Monday, December 22, 2014

Unsilent Night

Whores and lepers. Sheep shit and fish guts. The real gospel is gritty. The real Jesus is dirty, naked, and unashamed of his great, humiliating sacrifice for those willing to accept such an inglorious, less than glossy delivery, which was not heralded on expensive card stock, which may not have occurred on December 25th. But it was the first Noel.

star twinkling
angels singing
staffs trembling
after 400 years of silent waiting

© 2014 Jennifer Wagner

trying my hand at tanka prose for carpe diem: christmastime

Friday, December 19, 2014

Don't be a Scut Farkus . . .

Have a Merry Christmas!

I triple-dog-dare ya.

Photo © 2014 Jennifer Wagner

Peace on earth?
Good will toward men?
Your two front teeth?
An Official Red Ryder, Carbine Action, Two-hundred Shot, Range Model Air Rifle?

Whatever it is, I hope you get it.

Photo © 2014 Jennifer Wagner

I took these photos this past summer in Hammond, Indiana where my husband's awesome Grandma and Aunt live (and where he spent many summers growing up). A Christmas Story was based on Jean Shepherd's book of short stories based on his experiences growing up in Hammond (fictionalized as “Hohman” in the film). Grandma and Grandpa were friends of the real-life “Flick,” who got his tongue stuck to the pole in Shepherd's story.
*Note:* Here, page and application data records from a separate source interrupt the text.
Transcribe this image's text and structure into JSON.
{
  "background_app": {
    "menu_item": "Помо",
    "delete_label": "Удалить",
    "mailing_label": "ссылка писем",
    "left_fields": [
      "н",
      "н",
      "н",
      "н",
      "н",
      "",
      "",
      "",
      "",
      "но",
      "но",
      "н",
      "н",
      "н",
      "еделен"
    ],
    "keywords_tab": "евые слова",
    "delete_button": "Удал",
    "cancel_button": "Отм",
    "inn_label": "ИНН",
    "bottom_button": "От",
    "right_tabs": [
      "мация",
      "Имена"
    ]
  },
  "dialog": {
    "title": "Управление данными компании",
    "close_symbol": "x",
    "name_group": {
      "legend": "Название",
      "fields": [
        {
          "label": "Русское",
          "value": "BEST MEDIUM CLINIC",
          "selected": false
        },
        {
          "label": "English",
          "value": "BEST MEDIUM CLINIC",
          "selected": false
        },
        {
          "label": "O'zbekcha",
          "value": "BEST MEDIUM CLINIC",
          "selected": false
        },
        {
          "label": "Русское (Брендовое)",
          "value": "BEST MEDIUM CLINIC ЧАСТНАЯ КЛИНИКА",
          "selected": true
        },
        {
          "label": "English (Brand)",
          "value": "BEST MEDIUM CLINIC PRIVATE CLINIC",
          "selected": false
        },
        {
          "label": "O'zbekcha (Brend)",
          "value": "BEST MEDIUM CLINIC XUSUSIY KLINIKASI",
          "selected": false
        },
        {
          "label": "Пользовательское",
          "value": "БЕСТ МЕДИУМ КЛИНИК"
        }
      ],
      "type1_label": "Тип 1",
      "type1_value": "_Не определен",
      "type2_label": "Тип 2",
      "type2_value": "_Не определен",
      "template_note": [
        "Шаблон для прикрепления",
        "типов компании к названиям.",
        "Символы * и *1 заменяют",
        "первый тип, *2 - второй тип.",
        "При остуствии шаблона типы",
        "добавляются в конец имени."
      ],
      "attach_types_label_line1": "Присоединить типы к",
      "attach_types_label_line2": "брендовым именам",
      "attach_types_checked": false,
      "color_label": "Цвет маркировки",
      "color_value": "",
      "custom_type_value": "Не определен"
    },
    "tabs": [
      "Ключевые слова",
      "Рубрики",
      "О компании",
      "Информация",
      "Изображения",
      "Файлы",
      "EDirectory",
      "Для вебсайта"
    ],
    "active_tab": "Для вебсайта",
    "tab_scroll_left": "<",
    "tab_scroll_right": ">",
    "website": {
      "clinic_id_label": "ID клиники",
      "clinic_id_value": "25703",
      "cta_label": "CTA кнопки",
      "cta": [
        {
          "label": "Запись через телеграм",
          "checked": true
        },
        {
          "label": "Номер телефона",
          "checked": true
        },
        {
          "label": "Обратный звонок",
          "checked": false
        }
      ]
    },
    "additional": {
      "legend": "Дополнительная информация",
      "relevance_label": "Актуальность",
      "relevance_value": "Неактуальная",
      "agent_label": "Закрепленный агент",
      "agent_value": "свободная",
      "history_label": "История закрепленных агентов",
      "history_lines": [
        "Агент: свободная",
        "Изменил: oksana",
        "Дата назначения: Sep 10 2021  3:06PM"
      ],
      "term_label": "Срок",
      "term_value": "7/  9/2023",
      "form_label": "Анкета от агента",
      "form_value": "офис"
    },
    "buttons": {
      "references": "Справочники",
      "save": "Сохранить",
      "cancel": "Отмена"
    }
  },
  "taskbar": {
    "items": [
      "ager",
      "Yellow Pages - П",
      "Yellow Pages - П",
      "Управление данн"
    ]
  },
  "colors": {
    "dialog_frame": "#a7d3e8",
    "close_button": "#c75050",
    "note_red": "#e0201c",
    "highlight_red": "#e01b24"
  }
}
Grandma says it really happened. Today is her 90th birthday.

Enjoy the Christmas holiday, all . . . and be sure to drink your Ovaltine!

Tuesday, December 16, 2014
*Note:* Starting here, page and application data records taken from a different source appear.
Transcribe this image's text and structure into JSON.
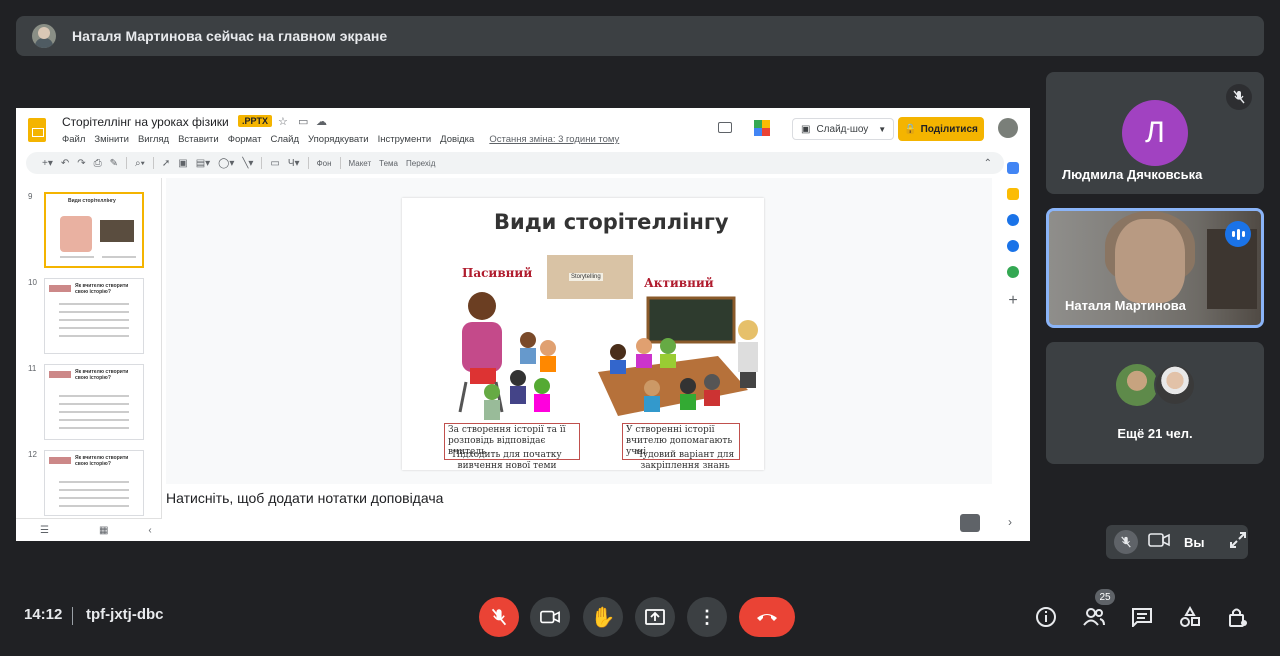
{
  "banner": {
    "text": "Наталя Мартинова сейчас на главном экране"
  },
  "slides_app": {
    "doc_title": "Сторітеллінг на уроках фізики",
    "doc_badge": ".PPTX",
    "menu": [
      "Файл",
      "Змінити",
      "Вигляд",
      "Вставити",
      "Формат",
      "Слайд",
      "Упорядкувати",
      "Інструменти",
      "Довідка"
    ],
    "last_edit": "Остання зміна: 3 години тому",
    "slideshow_label": "Слайд-шоу",
    "share_label": "Поділитися",
    "toolbar": {
      "bg": "Фон",
      "layout": "Макет",
      "theme": "Тема",
      "transition": "Перехід"
    },
    "slide_numbers": [
      "9",
      "10",
      "11",
      "12"
    ],
    "thumb_titles": [
      "Види сторітеллінгу",
      "Як вчителю створити свою історію?",
      "Як вчителю створити свою історію?",
      "Як вчителю створити свою історію?"
    ],
    "notes_placeholder": "Натисніть, щоб додати нотатки доповідача"
  },
  "slide": {
    "title": "Види сторітеллінгу",
    "passive": "Пасивний",
    "active": "Активний",
    "story_sign": "Storytelling",
    "passive_box": "За створення історії та її розповідь відповідає вчитель",
    "active_box": "У створенні історії вчителю допомагають учні",
    "passive_cap": "Підходить для початку вивчення нової теми",
    "active_cap": "Чудовий варіант для закріплення знань"
  },
  "participants": {
    "p1": {
      "initial": "Л",
      "name": "Людмила Дячковська",
      "muted": true
    },
    "p2": {
      "name": "Наталя Мартинова",
      "speaking": true
    },
    "more": "Ещё 21 чел."
  },
  "self": {
    "label": "Вы"
  },
  "meeting": {
    "time": "14:12",
    "code": "tpf-jxtj-dbc",
    "people_count": "25"
  },
  "colors": {
    "bg": "#202124",
    "tile": "#3c4043",
    "accent": "#8ab4f8",
    "red": "#ea4335",
    "slides_yellow": "#f4b400"
  }
}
Grandma, Mickey and Me

“It forks in and out a little like the tongue   
Of that frightened garter snake we caught   
At Cloverfield, you and me, Jenny   
So long ago.”  -- To the Muse, JAMES WRIGHT

Grandma killed many snakes
in her yard by the tavern
when she had to.

She could do anything
and she wasn’t afraid
of anything.
Or maybe she was
afraid of everything
and she’d just done
what she’d had to do.

She wore a cowgirl hat
with a feather roach clip
and earrings with sayings on them
like, “No” and “Well, maybe.”
She wore tight animal print pants,
read The National Enquirer
and swore the pig-boy was real.

Her little trailer sat
just off the road
and we would stay the night
with her when we were young
and play board and card games
and watch TV.

She would sneak over to the
tavern and bring us special treats
like fried tater tots
with ham and cheese inside.

I’d get to sleep
with Grandma
in her “big” bed
and my cousin would sleep
on the couch in front of her old TV,
the bust of JFK,
and her framed photo
of the son she never got to see.

During the day
we’d go off to explore,
especially the train tracks
where we’d imagine hobos
hitching rides.

She’d told me,
“the bees are out,
thicker than molasses.”
And to “be careful. 
Just be still
when they come near you.”

And I was,
except when
my cousin distracted me
by making me laugh
and I swatted my arm
and got my first bee sting.

It hurt
but I knew Grandma
could take care of it.

We wove our way back
to Grandma’s where she
plucked a leaf from her
aloe vera plant and squeezed
some of the gel out onto the sting.
It was better than new.
She could do anything, like I said.

Pig-boy might have even been real.
You never know.

© 2014 Jennifer Wagner

A couple of days ago Grace presented us with the work of James Wright.  She said we can use a “line of verse as a jumping board” and to “feel free to explore where your muse takes you.”  My poem isn’t the same subject as the one of Wright’s that I springboarded from, but it’s where my muse lead.  I think I went autobiographical because of Wright’s simple family roots and of course, “Jenny.”

Saturday, December 6, 2014

Arctic Wolf, Winter's Moon

photo by Jeremy Weber

A blood-painted sky,
a huntscape
in white,

burn bright, burn bright.

Sickle and slice,
sickle and slice.

A blood-painted sky,
a huntscape
in white,

burn bright, burn bright.

Wolf, howl, find
your prey,
make ghosts tonight,
ghosts tonight.

© 2014 Jennifer Wagner

for my seven-year-old, who loves arctic wolves
and for Poets U